Profit has been the major impediment to providing national health care, the profits the insurance companies generate.  Some people claim to be spooked by ‘socialism, but I think that society is a good thing, for the most part.  The individual has inherent worth, which cannot be measured in terms of profit.  By existing, other people make my life more possible.  We are all important, we all have moments when we do something for someone else, no matter how hard we try not to.  We are worth being taken care of when we are sick or injured.  Health care means trying to insure that everyone is able to give their all, and that they will be cared for when they have.  Individual employers should not be forced to try to create a healthcare package for their employees, they should be able to rely on national health care for that.

Will Donald Trump be able to convince the Republicans that there is more money in national health insurance than there is in our current system?  Will he nationalize the health insurance companies, and pay them off over a period of years?  What will he do with the savings that would be generated by the reductions of health care costs?   Making money off of providing insurance for health care is not very healthy.  Health care should be between you and your doctor.  A single payer system simplifies the matter tremendously, as a doctor just submits the fees to the national health care system.

What made America great


We are hearing a lot of talk about making the United States great again.  But what made America great before?  The people made America great.  People who were inventors, people who could figure out new, better ways of doing things.  People who were willing to work hard, and to share the fruits of their labors.  People working together were what made this country great,  people who shared a dream, who were willing to sacrifice some of today for a future they might never see.
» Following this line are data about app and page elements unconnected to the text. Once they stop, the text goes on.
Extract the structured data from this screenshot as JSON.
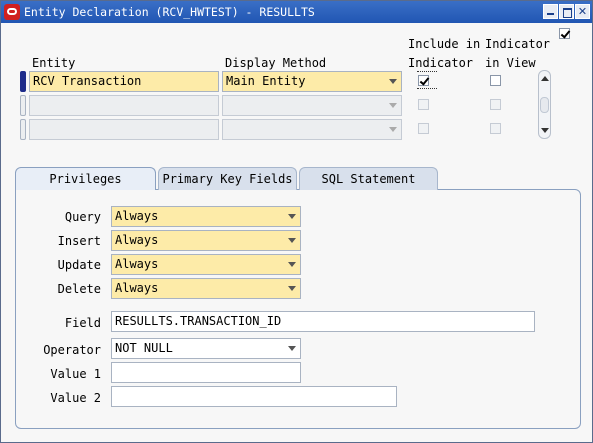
{
  "window": {
    "title": "Entity Declaration (RCV_HWTEST) - RESULLTS",
    "header_checkbox_checked": true
  },
  "grid": {
    "headers": {
      "entity": "Entity",
      "display_method": "Display Method",
      "include_line1": "Include in",
      "include_line2": "Indicator",
      "indicator_line1": "Indicator",
      "indicator_line2": "in View"
    },
    "rows": [
      {
        "entity": "RCV Transaction",
        "display_method": "Main Entity",
        "include_in_indicator": true,
        "indicator_in_view": false,
        "current": true
      },
      {
        "entity": "",
        "display_method": "",
        "include_in_indicator": false,
        "indicator_in_view": false,
        "current": false
      },
      {
        "entity": "",
        "display_method": "",
        "include_in_indicator": false,
        "indicator_in_view": false,
        "current": false
      }
    ]
  },
  "tabs": [
    {
      "label": "Privileges",
      "active": true
    },
    {
      "label": "Primary Key Fields",
      "active": false
    },
    {
      "label": "SQL Statement",
      "active": false
    }
  ],
  "privileges": {
    "query_label": "Query",
    "query_value": "Always",
    "insert_label": "Insert",
    "insert_value": "Always",
    "update_label": "Update",
    "update_value": "Always",
    "delete_label": "Delete",
    "delete_value": "Always",
    "field_label": "Field",
    "field_value": "RESULLTS.TRANSACTION_ID",
    "operator_label": "Operator",
    "operator_value": "NOT NULL",
    "value1_label": "Value 1",
    "value1_value": "",
    "value2_label": "Value 2",
    "value2_value": ""
  }
}
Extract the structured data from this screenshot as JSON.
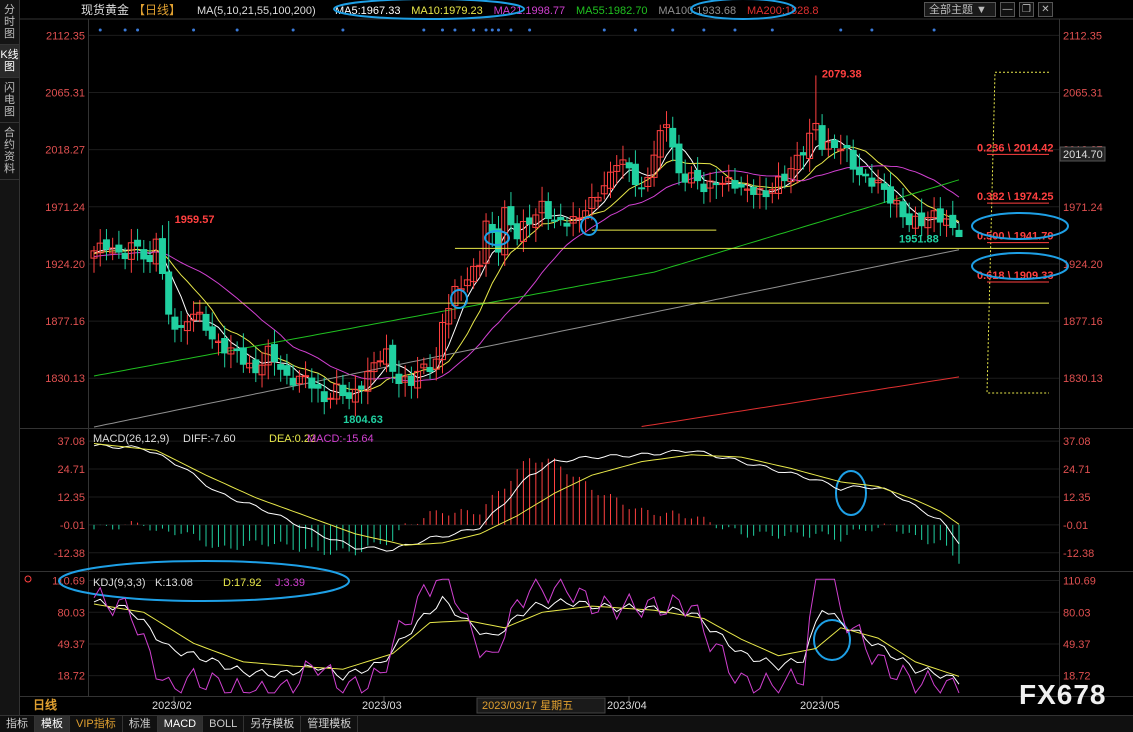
{
  "window": {
    "title": "现货黄金",
    "period": "【日线】",
    "watermark": "FX678",
    "period_label": "日线"
  },
  "theme_select": {
    "label": "全部主题"
  },
  "toolbar_icons": [
    "minus-icon",
    "restore-icon",
    "close-icon"
  ],
  "left_tabs": [
    {
      "label": "分时图",
      "active": false
    },
    {
      "label": "K线图",
      "active": true
    },
    {
      "label": "闪电图",
      "active": false
    },
    {
      "label": "合约资料",
      "active": false
    }
  ],
  "bottom_tabs": [
    {
      "label": "指标",
      "active": false
    },
    {
      "label": "模板",
      "active": true
    },
    {
      "label": "VIP指标",
      "active": false,
      "vip": true
    },
    {
      "label": "标准",
      "active": false
    },
    {
      "label": "MACD",
      "active": true
    },
    {
      "label": "BOLL",
      "active": false
    },
    {
      "label": "另存模板",
      "active": false
    },
    {
      "label": "管理模板",
      "active": false
    }
  ],
  "chart_data": [
    {
      "type": "candlestick",
      "legend_prefix": "MA(5,10,21,55,100,200)",
      "series": [
        {
          "name": "MA5",
          "label": "MA5:1967.33",
          "color": "#ffffff"
        },
        {
          "name": "MA10",
          "label": "MA10:1979.23",
          "color": "#e8e84a"
        },
        {
          "name": "MA21",
          "label": "MA21:1998.77",
          "color": "#d040d0"
        },
        {
          "name": "MA55",
          "label": "MA55:1982.70",
          "color": "#20c020"
        },
        {
          "name": "MA100",
          "label": "MA100:1933.68",
          "color": "#909090"
        },
        {
          "name": "MA200",
          "label": "MA200:1828.8",
          "color": "#e03030"
        }
      ],
      "ylim": [
        1790,
        2125
      ],
      "y_ticks": [
        "2112.35",
        "2065.31",
        "2018.27",
        "1971.24",
        "1924.20",
        "1877.16",
        "1830.13"
      ],
      "x_ticks": [
        "2023/02",
        "2023/03",
        "2023/04",
        "2023/05"
      ],
      "cursor_date": "2023/03/17 星期五",
      "current_price": "2014.70",
      "annotations": {
        "high": "2079.38",
        "feb_high": "1959.57",
        "low": "1804.63",
        "last_low": "1951.88"
      },
      "fib_levels": [
        {
          "label": "0.236 \\ 2014.42",
          "value": 2014.42
        },
        {
          "label": "0.382 \\ 1974.25",
          "value": 1974.25
        },
        {
          "label": "0.500 \\ 1941.79",
          "value": 1941.79
        },
        {
          "label": "0.618 \\ 1909.33",
          "value": 1909.33
        }
      ],
      "horizontal_lines": [
        1937.0,
        1892.0
      ]
    },
    {
      "type": "macd",
      "legend": {
        "title": "MACD(26,12,9)",
        "diff": "DIFF:-7.60",
        "dea": "DEA:0.22",
        "macd": "MACD:-15.64"
      },
      "ylim": [
        -20,
        42
      ],
      "y_ticks": [
        "37.08",
        "24.71",
        "12.35",
        "-0.01",
        "-12.38"
      ]
    },
    {
      "type": "kdj",
      "legend": {
        "title": "KDJ(9,3,3)",
        "k": "K:13.08",
        "d": "D:17.92",
        "j": "J:3.39"
      },
      "ylim": [
        0,
        118
      ],
      "y_ticks": [
        "110.69",
        "80.03",
        "49.37",
        "18.72"
      ]
    }
  ]
}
Taking care of people is how we will make America great again, putting people ahead of profits, ahead of automation, ahead of shareholders, because it is people who create the wealth.  We must take care of our own, to insure that being elderly does not mean being forgotten, that being disabled does not mean being hungry.  We have created a tremendous technology, which has made levels of productivity possible that were unthinkable just a few years ago.  We all should share in the benefits of that technology, with higher wages, more benefits, more security.

When we treat people as being disposable, we all become disposable.

Imaginary bridges


Trillions of dollars in wealth has been created in the last few decades.  Enough for every person on the planet to have a place to live, medical and dental care, and an education.  Several times over.  But this wealth is not improving the quality of life for anybody, it is for the most part chasing other money in an attempt to create more money out of nothing.  People who have billions of dollars can’t begin to spend it on goods and services, so the wealth is out of circulation, not flowing through the system anymore

There is another kind of wealth, the kind of wealth which benefits everyone, and which lasts and lasts.  My favorite example is a bridge, which spans a long, deep chasm, or canyon.  Going around takes hours, and lots of energy.  Every time that the bridge is used, the equivalent to the cost of the time and fuel is created, added to the system.  A highway allows goods and people to travel faster, with less effort.  That creates value.  A waterworks supplies clean drinking water to a city.  This prevents illness and death, which creates value.  These forms of wealth make all of us wealthy, because they benefit all of us.

Instead of investing in the future, building new bridges, roads, schools, our wealthy have been trying to accumulate even more wealth, with the sole intent of hoarding it.  They see it as a game, a pastime.  But they are sucking the life-blood out of our economy, taking all the energy, leaving none for even fixing what breaks.  The greed is destroying us.  We need to start building real bridges, fixing real roads, instead of making more funny money.